Teaching from experience, Howard always gave 100% when she played high school basketball in Prince George's County. She graduated with over 40 scholarship offers to play basketball in college.
"I chose the University of Pittsburgh to play basketball, to be a student-athlete," said Howard.
Howard was being recruited into the WNBA when she started feeling ill and was rushed to the emergency room.
"I started feeling really tired. Had fevers, had dots in my eyes. I was in pain and I didn’t know what was going on. Finally, after months of being in pain, I took myself to the hospital and I had to stay to have emergency open-heart surgery. What I had is called endocarditis," said Howard
Latia Howard had a condition called endocarditis and later a stroke. Her recovery was a testament to her physical fitness and sheer drive to overcome as well as being taken to the hospital quickly upon recognition of stroke signs.
"Definitely shocked about the outcome of what was going on because I had no clue about it. At that age, I was an athlete, I was in perfectly good shape, actually the top athlete, but I had not known what the symptoms were for heart disease," said Howard.
According to the American Heart Association, cardiovascular disease is the number one killer of women, claiming more women's lives than all forms of cancer combined. It also disproportionately affects women of color.
"I was an athlete. On a Sunday, I was feeling perfectly fine. I was able to run, I was able to jump, I was able to do everything that an athlete does. The next day, I could not walk. I could not talk. I could not move," said Howard.
Now, Howard is a survivor and coach, helping teach important lessons both on and off the court.
"I just want to bring awareness to others because sometimes you think at a young age that you are untouchable. We are not untouchable and it starts at an early age all the way to adults," said Howard.
During American Heart Month, the American Heart Association reinforces the importance of heart health, the need for more research and efforts to ensure that millions of people live longer and healthier.
The American Heart Association wants everyone to “Know Your Numbers” – the five key personal health numbers that help determine risk for heart disease: total cholesterol, HDL (good) cholesterol, blood pressure, blood sugar and body mass index. Know your family history and talk to your doctor about heart disease.
Even modest changes to diet and lifestyle can lower risk by as much as 80% Make living a healthy lifestyle a priority by moving more, eating smart and managing blood pressure.
The American Heart Association recommends that adult women get at least 150 minutes per week of moderate activity or 75 minutes of vigorous activity.
The American Heart Association shares these five healthy tips:
Mellow Out and Reduce Stress
Stress leads to unhealthy habits like overeating, physical inactivity, smoking and risk factors for heart disease and stroke-like high blood pressure, and depression or anxiety.
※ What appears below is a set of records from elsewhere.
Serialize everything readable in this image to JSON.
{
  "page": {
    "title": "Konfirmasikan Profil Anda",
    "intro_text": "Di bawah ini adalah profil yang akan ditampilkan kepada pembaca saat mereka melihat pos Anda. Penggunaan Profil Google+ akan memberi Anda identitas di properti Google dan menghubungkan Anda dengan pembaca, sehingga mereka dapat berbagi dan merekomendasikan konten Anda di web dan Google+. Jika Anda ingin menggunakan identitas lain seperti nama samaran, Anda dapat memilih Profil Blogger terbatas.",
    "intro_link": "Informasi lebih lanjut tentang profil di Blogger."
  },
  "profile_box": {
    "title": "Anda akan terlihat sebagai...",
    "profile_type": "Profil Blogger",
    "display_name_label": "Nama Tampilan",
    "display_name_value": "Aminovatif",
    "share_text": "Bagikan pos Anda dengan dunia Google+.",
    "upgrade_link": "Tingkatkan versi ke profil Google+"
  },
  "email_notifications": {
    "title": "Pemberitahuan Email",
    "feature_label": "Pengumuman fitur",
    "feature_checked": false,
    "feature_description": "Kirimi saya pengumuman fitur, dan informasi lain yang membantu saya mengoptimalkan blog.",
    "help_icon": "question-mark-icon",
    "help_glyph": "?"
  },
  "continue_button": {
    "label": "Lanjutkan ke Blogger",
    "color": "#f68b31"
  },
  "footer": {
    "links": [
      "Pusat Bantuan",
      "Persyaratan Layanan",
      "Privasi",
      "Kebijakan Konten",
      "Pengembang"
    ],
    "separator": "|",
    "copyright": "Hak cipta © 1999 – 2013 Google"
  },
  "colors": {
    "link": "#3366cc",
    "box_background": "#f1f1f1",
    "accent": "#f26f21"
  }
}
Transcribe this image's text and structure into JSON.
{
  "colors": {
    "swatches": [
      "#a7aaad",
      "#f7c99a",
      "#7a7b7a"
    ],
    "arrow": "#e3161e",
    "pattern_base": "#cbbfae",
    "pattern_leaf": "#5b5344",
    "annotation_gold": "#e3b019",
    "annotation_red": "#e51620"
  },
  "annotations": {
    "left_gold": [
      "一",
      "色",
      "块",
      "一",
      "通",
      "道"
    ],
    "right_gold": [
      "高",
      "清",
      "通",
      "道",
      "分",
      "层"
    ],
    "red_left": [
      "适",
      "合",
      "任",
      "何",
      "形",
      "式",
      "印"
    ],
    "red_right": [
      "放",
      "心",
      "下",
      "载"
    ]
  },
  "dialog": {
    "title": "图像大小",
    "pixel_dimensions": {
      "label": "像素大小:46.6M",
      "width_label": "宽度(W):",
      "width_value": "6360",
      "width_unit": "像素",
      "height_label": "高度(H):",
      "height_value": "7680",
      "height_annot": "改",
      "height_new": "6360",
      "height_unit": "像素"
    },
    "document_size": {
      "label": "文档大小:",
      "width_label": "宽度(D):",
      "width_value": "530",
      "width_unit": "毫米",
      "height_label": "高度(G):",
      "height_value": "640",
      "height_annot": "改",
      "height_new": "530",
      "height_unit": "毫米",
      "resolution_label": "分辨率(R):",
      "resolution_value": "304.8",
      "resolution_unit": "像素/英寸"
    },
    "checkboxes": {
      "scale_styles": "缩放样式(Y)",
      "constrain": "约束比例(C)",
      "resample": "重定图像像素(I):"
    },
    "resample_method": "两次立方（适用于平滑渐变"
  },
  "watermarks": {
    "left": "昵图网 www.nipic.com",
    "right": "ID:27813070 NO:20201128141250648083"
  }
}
Incorporating music into your daily routine can help create healthy habits.
Move to the Music
Physical activity is linked to a lower risk of diseases, stronger bones and muscles, improved mental health and cognitive function and lower risk of depression.
Feed Your Soul, Rock Your Recipes
Eat meals together as a family for a chance to connect and decompress. Regular meals at home with the family reduce stress, boost self-esteem and make the whole family feel connected.
Stay on Beat with Blood Pressure
High blood pressure is a leading cause and controllable risk factor for heart disease and stroke and can contribute to worse outcomes for people who contract COVID-19.
Keep the Beat! Learn Hands-Only CPR
When a person has a cardiac arrest, survival depends on immediately receiving CPR from someone nearby.